prescription drugs in south carolina
Whether it be painkillers or benzodiazepines, prescription drugs have become a major problem in South Carolina. Although they are prescribed by doctors to treat legitimate physical and mental conditions, these medications are highly addictive and are easily abused. Some of the more common benzos are Alprazolam, Ativan, Halcion, Klonopin, Librium, Niravam, Restoril, Valium and Xanax. Because these drugs are often prescribed by a medical professional, there is a misconception about how dangerous and harmful they truly are. In fact, the opioid crisis in America has been fueled by prescription drugs for some time. For example, a person needs prescription pain to recover from surgery and becomes addicted over time. Eventually, the doctor will stop writing prescriptions which leads them to source opioids illegally.
prescription drugs is an american problem

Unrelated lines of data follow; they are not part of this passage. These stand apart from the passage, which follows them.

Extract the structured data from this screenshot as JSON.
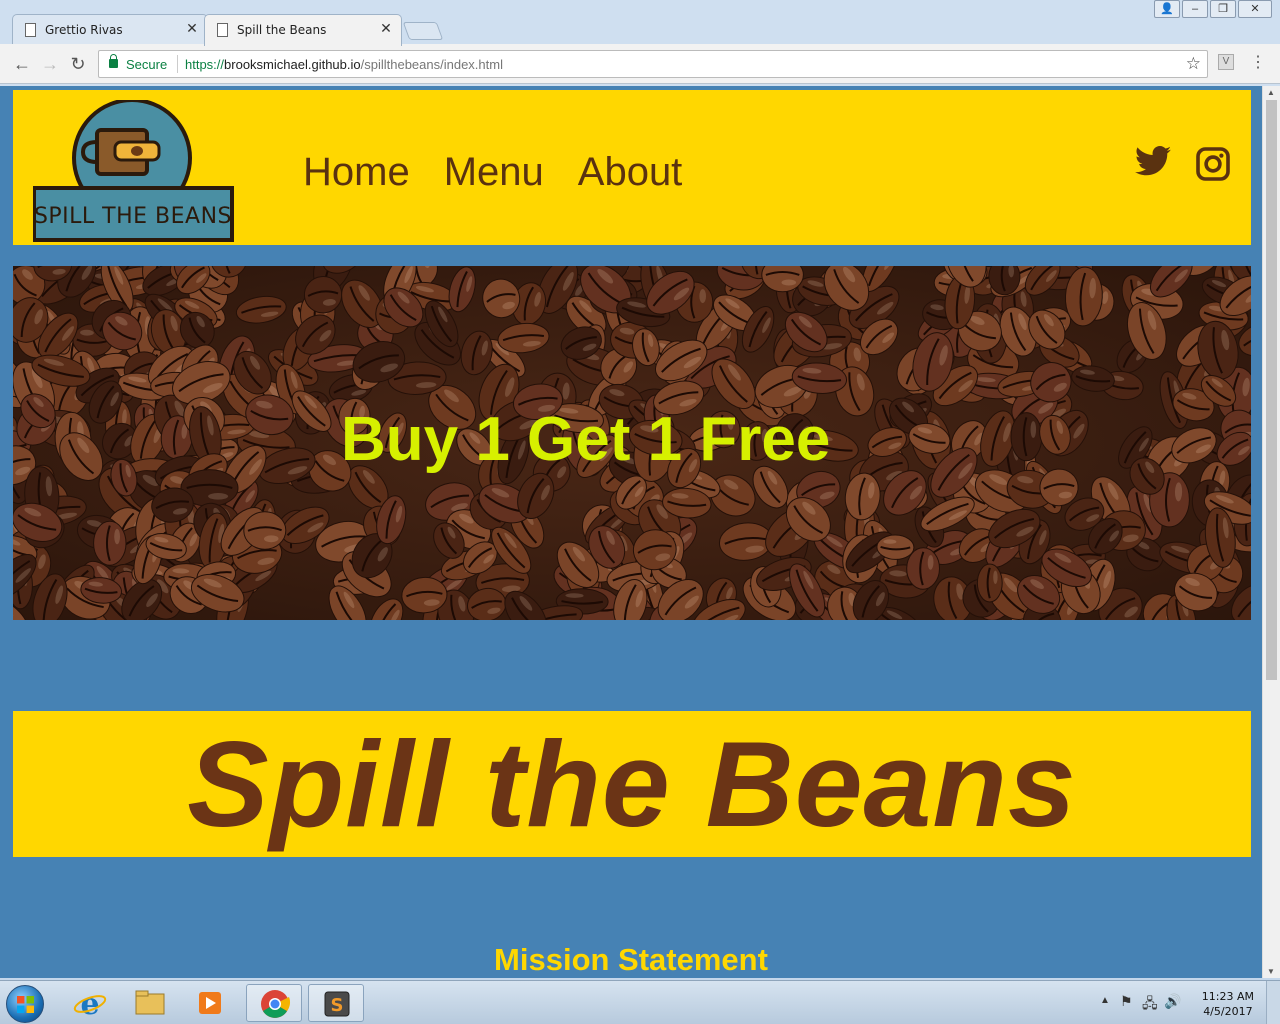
{
  "browser": {
    "tabs": [
      {
        "title": "Grettio Rivas",
        "active": false
      },
      {
        "title": "Spill the Beans",
        "active": true
      }
    ],
    "secure_label": "Secure",
    "url": {
      "scheme": "https://",
      "host": "brooksmichael.github.io",
      "path": "/spillthebeans/index.html"
    },
    "extension_label": "V"
  },
  "site": {
    "logo_text": "SPILL THE BEANS",
    "nav": [
      "Home",
      "Menu",
      "About"
    ],
    "social": [
      "twitter-icon",
      "instagram-icon"
    ],
    "hero_text": "Buy 1 Get 1 Free",
    "banner_title": "Spill the Beans",
    "mission_heading": "Mission Statement",
    "colors": {
      "header_bg": "#ffd700",
      "page_bg": "#4682b4",
      "nav_text": "#5a3210",
      "hero_text": "#d7f000",
      "banner_text": "#6b3416",
      "mission_text": "#ffd700"
    }
  },
  "taskbar": {
    "apps": [
      "internet-explorer-icon",
      "file-explorer-icon",
      "media-player-icon",
      "chrome-icon",
      "sublime-text-icon"
    ],
    "clock_time": "11:23 AM",
    "clock_date": "4/5/2017"
  }
}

According to IMS Institute for Healthcare Informatics, "an estimated $200 billion per year is spent in the U.S. on the unnecessary and improper use of medication, for the drugs themselves and related medical costs. Even when taking these medications as prescribed, users may develop dependencies. However, because these drugs are intended to relieve physical pain and disorders such as anxiety, panic attacks and insomnia, among others, it is common for users to consume more pills than prescribed or do so for longer periods of time than prescribed. This drastically increases the risk of addiction. Unfortunately, the problem is typically not identified until it is at an advanced stage, making it more difficult to overcome without treatment. Combining these drugs with alcohol or other controlled substances is also incredibly dangerous, and can be fatal.
Addiction to prescription drugs can be a challenge to detect but there are potential indicators, including a change in social circles, mood swings, reclusive behavior, drowsiness, or weakness. Frequent questions or conversation about new doctors should also raise suspicions, as this could be a sign of doctor shopping.
addiction to prescription drugs is Common
It can begin in the most subtle way; a knee surgery or nagging pain that won’t go away. Over time, it becomes clear that the medicines approved to manage such conditions appear difficult to cope without, even though the condition may have already lessened. Having crossed the line from medical treatment into abuse, and then addiction, many individuals go through a process of doctor shopping—seeking to fill a prescription that no longer has a valid medical purpose. These individuals would benefit greatly from BriteLife’s prescription drugs rehab program in Hilton Head, South Carolina.
When someone is in the grip of prescription drug addiction, they need rigorous drug rehab help to regain their physical, emotional and psychological health. Sometimes, drugs may be obtained from friends, a doctor friend or from the street. Since addiction is a persistent condition, it only gets crueler when left untreated. Finding a reputable prescription drug rehab center is one of the first steps in recouping your life.
Legitimate use of prescription drugs can turn into illicit use fairly fast. One of the biggest explanations of why heroin addiction has developed so much is that it's a fiscal reality for those who can’t get prescription painkillers. They turn to illegal supplies of heroin at a much lower cost. Sadly, probable side-effects include overdose and death.
PRESCRIPTION DRUGS ARE NOT ALWAYS SAFER
Many people subscribe to the notion that just because a drug has been ordered by a doctor and filled by a licensed pharmacy, it must be safe. This is simply not true, although doctors should assess the person they are prescribing as thoroughly as they can. This is especially true if the person has had issues with addiction in their history.
People who abuse prescription drugs often take multiple medications simultaneously to add to their euphoric feeling. Others will use stimulant drugs like Adderall during the day and then take a benzodiazepine in the evening to help them relax or sleep. This kind of up and down routine can have serious health consequences including heart problems or accidental overdose.
If you or someone you know is struggling with addiction to prescription drugs, please reach out to our support team at 866-470-2187. Our addiction specialists are available to provide confidential help 24 hours a day, 7 days a week.